Mariana Mondragón-Palomino

Learn More
Plant disease resistance genes have been shown to be subject to positive selection, particularly in the leucine rich repeat (LRR) region that may determine resistance specificity. We performed a genome-wide analysis of positive selection in members of the nucleotide binding site (NBS)-LRR gene family of Arabidopsis thaliana. Analyses were possible for 103(More)
Orchids have unique flowers involving three types of perianth organs: outer tepals, lateral inner tepals, and a lip. Expression studies indicate that the identity of these organs is specified by the combinatorial interaction of four different DEFICIENS-like MADS-box genes. We suggest that clarifying the evolution of these genes provides a rational framework(More)

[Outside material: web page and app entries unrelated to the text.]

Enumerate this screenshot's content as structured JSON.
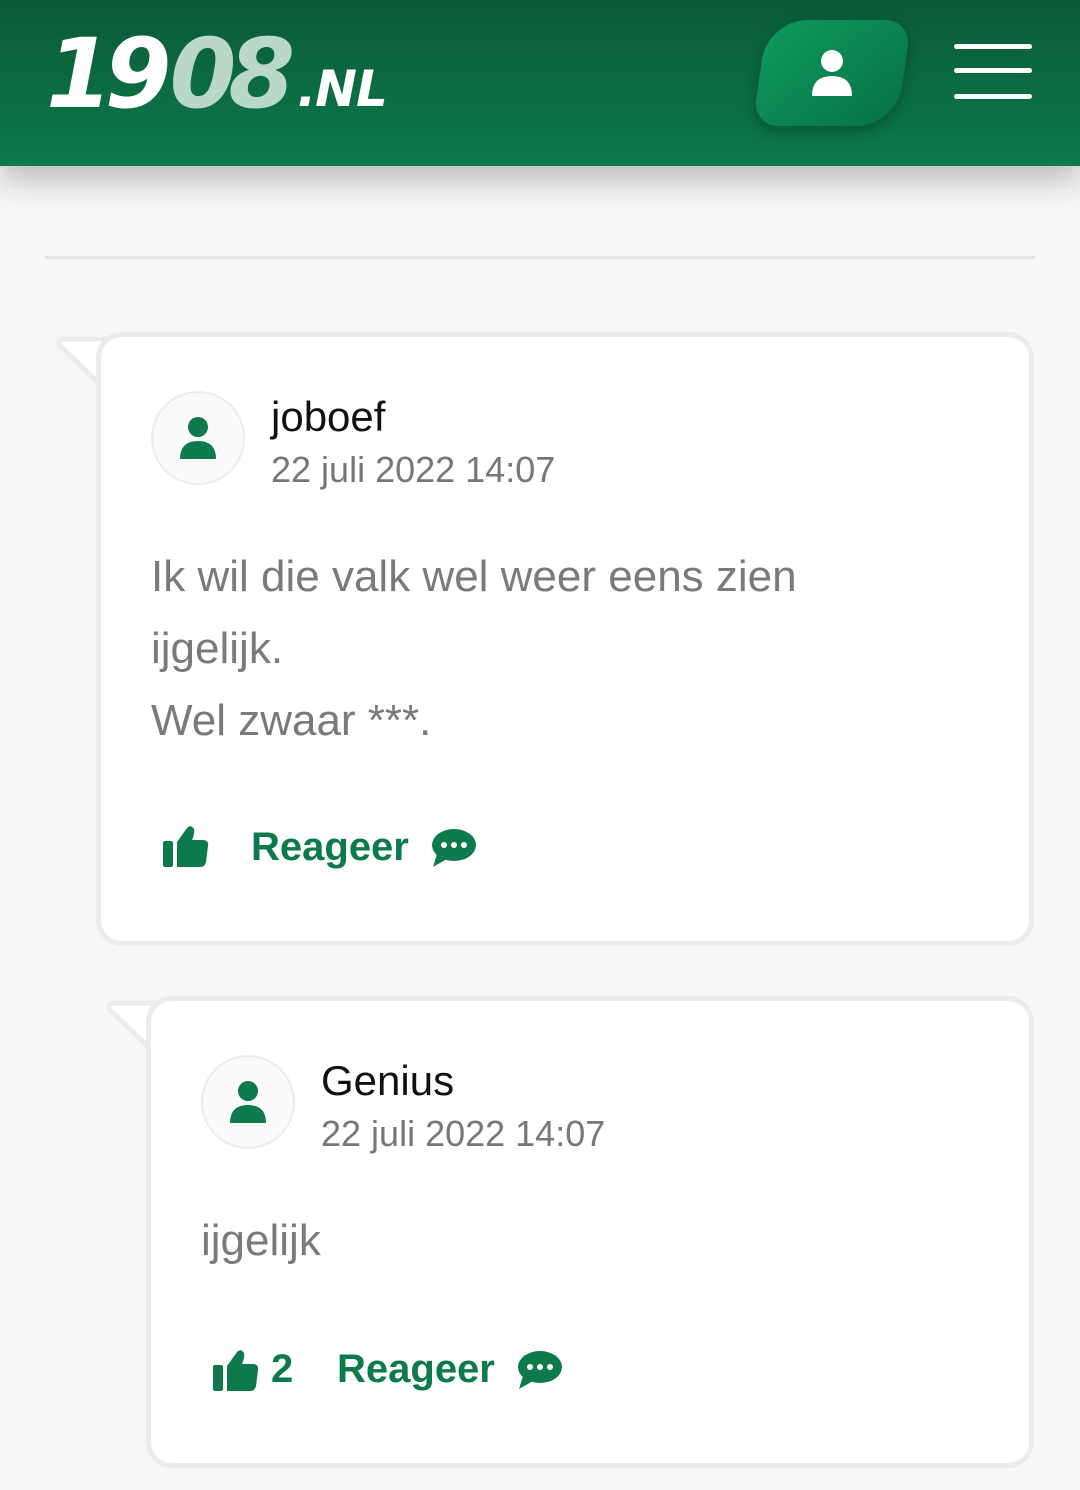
{
  "header": {
    "logo": {
      "part1": "19",
      "part2": "08",
      "part3": ".NL"
    },
    "account_icon": "user-icon",
    "menu_icon": "hamburger-menu-icon"
  },
  "comments": [
    {
      "username": "joboef",
      "timestamp": "22 juli 2022 14:07",
      "lines": [
        "Ik wil die valk wel weer eens zien",
        "ijgelijk.",
        "Wel zwaar ***."
      ],
      "like_count": "",
      "reply_label": "Reageer"
    },
    {
      "username": "Genius",
      "timestamp": "22 juli 2022 14:07",
      "lines": [
        "ijgelijk"
      ],
      "like_count": "2",
      "reply_label": "Reageer"
    }
  ],
  "colors": {
    "brand_green": "#0d7a4b",
    "header_dark": "#0a5a36",
    "text_gray": "#7a7a7a"
  }
}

The high number of duplicated genes in plant genomes provides a potential template for gene conversion and unequal crossing-over. Within a gene family these two processes can render all members homogeneous or generate diversity by reassorting variants among paralogs. The latter is especially feasible in families where gene diversity confers a selective(More)
BACKGROUND The nearly 30 000 species of orchids produce flowers of unprecedented diversity. However, whether specific genetic mechanisms contributed to this diversity is a neglected topic and remains speculative. We recently published a theory, the 'orchid code', maintaining that the identity of the different perianth organs is specified by the(More)
Mammalian oxidative phosphorylation (OXPHOS) complexes I, III, IV and V are assembled from both mitochondrial DNA (mtDNA) and nuclear DNA (nDNA) encoded subunits, with complex I encompassing 39 nDNA and seven mtDNA subunits. Yet the sequence variation of the mtDNA genes is more than ten fold greater than that of the nDNA encoded genes of the OXPHOS(More)
Positive selection is recognized as the prevalence of nonsynonymous over synonymous substitutions in a gene. Models of the functional evolution of duplicated genes consider neofunctionalization as key to the retention of paralogues. For instance, duplicate transcription factors are specifically retained in plant and animal genomes and both positive(More)
In flowering plants, class-B floral homeotic genes encode MADS-domain transcription factors, which are key in the specification of petal and stamen identity, and have two ancient clades: DEF-like and GLO-like genes. Many species have one gene of each clade, but orchids have typically four DEF-like genes, representing ancient gene clades 1, 2, 3 and 4. We(More)
The diverse flowers of Orchidaceae are the result of several major morphological transitions, among them the most studied is the differentiation of the inner median tepal into the labellum, a perianth organ key in pollinator attraction. Type A peloria lacking stamens and with ectopic labella in place of inner lateral tepals are useful for testing models on(More)
The diverse morphology of orchid flowers and their complex, often deceptive strategies to become pollinated have fascinated researchers for a long time. However, it was not until the 20th century that the ontogeny of orchid flowers, the genetic basis of their morphology and the complex phylogeny of Orchidaceae were investigated. In parallel, the improvement(More)
The plasma complement system comprises several activation pathways that share a common terminal route involving the assembly of the terminal complement complex (TCC), formed by C5b–C9. The order of emergence of the homologous components of TCC (C6, C7, C8α, C8β, and C9) has been determined by phylogenetic analyses of their amino acid sequences. Using all(More)